In the morning, the giraffes’ keeper, a lady called Molly, was the first to arrive at work. When she saw the animals wondering around, she immediately went back to her car and called up the local TV Station. Then she called Mr Shingles.
“Good morning sir. The animals have escaped.”
“Which animals?” he asked.
“All of them.”
As Mr Shingles raced into work, he heard the news on the car radio. None of it was good. He heard his own name:
They called him: “The tough man at the top” – and left it in no doubt that the fault of the fiasco lay with him.
When he arrived, Mr Shingles brushed by the cameras and reporters, and went into the zoo. He knew that it was very dangerous to be walking amongst the animals, but he almost did not care if he lost his life. His whole reputation was in ruins.
Then a remarkable thing happened. A monkey came up to him and offered him his paw. Mr Shingles took Theo by the paw and gently shook it. Then the animals started to return to their cages. You see, they didn’t really want to escape, they just wanted better terms and conditions. Theo turned over a rock and showed Mr Shingles the keys from his office. But he decided to keep the key to his own cage – the one he had stolen from Mr Hartley – because nobody else knew that it was missing.
Mr Shingles went back outside the zoo to meet the reporters.
“Yes, there has been a minor incident, but now all the animals have returned to their cages,” he told them.
“Sir, how on earth did you persuade wild creatures to do that?” asked one of the reporters.
“Long experience of zoo work, and a touch of that animal magic,” he said.
And so Mr Shingles kept his job as the head zookeeper – but only just.
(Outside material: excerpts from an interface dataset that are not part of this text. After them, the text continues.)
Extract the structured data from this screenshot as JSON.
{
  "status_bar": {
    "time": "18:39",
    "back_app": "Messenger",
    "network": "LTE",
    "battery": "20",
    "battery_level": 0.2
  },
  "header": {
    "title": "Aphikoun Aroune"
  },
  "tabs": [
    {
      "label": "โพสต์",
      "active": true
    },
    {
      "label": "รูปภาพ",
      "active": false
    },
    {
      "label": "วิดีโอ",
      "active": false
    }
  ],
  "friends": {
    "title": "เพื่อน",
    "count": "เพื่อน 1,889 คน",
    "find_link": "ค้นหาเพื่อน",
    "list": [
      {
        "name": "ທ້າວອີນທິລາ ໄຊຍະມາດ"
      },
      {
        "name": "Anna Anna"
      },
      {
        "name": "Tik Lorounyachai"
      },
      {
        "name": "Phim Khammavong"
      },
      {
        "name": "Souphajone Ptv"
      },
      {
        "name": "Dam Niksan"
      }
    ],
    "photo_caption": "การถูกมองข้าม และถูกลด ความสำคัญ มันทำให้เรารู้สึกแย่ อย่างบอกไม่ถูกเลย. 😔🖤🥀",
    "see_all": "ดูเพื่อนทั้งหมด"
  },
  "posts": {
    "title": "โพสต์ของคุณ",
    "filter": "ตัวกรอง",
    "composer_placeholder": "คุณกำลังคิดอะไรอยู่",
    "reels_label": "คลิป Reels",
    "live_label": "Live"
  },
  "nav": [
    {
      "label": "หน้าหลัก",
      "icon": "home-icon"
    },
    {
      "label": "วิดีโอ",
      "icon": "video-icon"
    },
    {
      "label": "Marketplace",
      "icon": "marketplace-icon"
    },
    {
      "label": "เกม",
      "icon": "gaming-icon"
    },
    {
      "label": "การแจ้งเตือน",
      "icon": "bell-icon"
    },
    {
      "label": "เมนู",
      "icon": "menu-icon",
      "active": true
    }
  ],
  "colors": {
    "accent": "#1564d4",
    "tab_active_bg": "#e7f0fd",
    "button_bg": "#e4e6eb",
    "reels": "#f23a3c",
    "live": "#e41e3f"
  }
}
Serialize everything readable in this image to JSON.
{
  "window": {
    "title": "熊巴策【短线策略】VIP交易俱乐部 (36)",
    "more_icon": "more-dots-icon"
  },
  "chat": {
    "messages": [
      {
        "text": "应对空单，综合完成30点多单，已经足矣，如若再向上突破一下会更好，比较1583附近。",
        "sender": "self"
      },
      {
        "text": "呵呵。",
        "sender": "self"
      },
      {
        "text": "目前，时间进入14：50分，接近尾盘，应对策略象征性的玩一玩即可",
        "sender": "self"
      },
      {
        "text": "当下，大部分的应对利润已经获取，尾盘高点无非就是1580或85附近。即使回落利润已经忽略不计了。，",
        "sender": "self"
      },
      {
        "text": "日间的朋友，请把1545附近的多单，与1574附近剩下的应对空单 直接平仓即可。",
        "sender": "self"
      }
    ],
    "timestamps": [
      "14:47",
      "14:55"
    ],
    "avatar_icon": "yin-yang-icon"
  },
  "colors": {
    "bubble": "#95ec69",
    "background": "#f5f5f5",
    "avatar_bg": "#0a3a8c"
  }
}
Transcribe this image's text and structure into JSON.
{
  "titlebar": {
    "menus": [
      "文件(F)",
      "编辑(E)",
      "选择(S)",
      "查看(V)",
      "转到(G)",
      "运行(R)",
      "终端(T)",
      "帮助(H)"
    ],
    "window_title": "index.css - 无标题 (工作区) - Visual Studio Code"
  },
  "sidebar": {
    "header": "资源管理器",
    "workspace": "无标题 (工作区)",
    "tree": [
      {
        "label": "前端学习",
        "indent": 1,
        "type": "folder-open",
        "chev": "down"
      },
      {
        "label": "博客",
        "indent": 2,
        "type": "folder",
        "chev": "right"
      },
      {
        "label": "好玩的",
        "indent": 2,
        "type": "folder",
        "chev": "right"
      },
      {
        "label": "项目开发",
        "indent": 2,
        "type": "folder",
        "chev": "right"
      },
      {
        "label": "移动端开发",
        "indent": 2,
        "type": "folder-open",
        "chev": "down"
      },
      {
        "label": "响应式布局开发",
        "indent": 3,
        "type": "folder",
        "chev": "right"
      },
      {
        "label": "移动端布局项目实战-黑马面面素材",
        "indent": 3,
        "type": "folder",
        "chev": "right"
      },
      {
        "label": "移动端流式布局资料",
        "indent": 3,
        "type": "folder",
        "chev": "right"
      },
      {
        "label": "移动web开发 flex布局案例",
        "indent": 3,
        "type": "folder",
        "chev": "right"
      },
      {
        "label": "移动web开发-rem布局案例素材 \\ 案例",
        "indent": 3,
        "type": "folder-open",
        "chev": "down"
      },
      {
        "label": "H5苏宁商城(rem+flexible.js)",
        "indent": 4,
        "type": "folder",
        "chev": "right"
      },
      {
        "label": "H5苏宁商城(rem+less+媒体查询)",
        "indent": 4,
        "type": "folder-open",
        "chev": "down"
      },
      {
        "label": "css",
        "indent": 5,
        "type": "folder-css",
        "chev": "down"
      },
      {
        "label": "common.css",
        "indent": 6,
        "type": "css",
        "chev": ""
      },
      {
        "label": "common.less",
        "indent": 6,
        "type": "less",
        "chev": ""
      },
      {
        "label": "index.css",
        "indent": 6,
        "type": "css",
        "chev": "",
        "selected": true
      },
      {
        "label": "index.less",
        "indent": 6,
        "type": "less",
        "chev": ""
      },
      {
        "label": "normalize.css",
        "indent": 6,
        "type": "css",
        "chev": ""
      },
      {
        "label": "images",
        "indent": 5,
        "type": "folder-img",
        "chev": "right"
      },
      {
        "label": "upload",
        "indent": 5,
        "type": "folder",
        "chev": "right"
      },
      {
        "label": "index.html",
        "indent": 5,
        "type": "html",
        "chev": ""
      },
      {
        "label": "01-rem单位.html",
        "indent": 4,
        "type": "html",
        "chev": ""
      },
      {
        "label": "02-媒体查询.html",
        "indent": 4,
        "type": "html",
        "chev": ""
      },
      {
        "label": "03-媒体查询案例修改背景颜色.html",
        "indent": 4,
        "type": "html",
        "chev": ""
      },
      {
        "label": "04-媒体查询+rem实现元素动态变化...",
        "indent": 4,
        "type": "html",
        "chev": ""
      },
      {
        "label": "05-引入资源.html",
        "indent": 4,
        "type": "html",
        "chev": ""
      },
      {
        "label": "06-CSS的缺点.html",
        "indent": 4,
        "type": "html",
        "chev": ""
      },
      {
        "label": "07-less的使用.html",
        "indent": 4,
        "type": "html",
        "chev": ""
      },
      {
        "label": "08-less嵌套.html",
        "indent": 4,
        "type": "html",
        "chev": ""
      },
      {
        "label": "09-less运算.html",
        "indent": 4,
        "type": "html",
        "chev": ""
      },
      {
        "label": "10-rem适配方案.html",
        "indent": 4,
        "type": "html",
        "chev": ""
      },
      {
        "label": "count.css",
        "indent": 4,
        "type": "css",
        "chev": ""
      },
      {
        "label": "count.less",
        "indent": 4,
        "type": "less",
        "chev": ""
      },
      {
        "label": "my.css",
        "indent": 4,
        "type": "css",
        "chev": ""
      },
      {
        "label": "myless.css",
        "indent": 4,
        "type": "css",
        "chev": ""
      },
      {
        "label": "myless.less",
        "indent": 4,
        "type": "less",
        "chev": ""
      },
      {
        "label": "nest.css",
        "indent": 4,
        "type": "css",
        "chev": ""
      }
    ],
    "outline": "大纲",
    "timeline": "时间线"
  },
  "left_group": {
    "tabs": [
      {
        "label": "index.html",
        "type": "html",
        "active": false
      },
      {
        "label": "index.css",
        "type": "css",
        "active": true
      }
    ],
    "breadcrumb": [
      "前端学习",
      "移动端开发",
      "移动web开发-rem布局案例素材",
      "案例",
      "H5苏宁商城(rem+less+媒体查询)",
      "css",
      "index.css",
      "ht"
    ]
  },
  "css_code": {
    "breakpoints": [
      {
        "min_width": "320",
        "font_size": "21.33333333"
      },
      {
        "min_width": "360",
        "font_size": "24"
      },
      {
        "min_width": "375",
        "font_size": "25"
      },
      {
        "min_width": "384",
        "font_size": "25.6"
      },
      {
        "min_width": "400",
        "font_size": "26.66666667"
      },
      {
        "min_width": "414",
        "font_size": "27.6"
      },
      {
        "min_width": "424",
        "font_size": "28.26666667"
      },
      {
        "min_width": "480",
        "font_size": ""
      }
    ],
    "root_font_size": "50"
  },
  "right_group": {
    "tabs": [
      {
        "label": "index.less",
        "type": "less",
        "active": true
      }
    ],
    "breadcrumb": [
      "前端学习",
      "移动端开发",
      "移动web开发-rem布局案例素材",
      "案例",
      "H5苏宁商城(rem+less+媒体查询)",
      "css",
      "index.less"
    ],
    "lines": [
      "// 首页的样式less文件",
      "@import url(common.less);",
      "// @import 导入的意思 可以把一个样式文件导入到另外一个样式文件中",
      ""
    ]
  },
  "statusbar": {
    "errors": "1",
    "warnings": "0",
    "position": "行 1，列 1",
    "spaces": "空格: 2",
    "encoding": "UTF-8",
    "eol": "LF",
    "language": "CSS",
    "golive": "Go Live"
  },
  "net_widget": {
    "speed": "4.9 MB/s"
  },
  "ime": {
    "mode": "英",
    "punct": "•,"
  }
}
He had learnt to respect Theo the monkey – and he swore to get his revenge.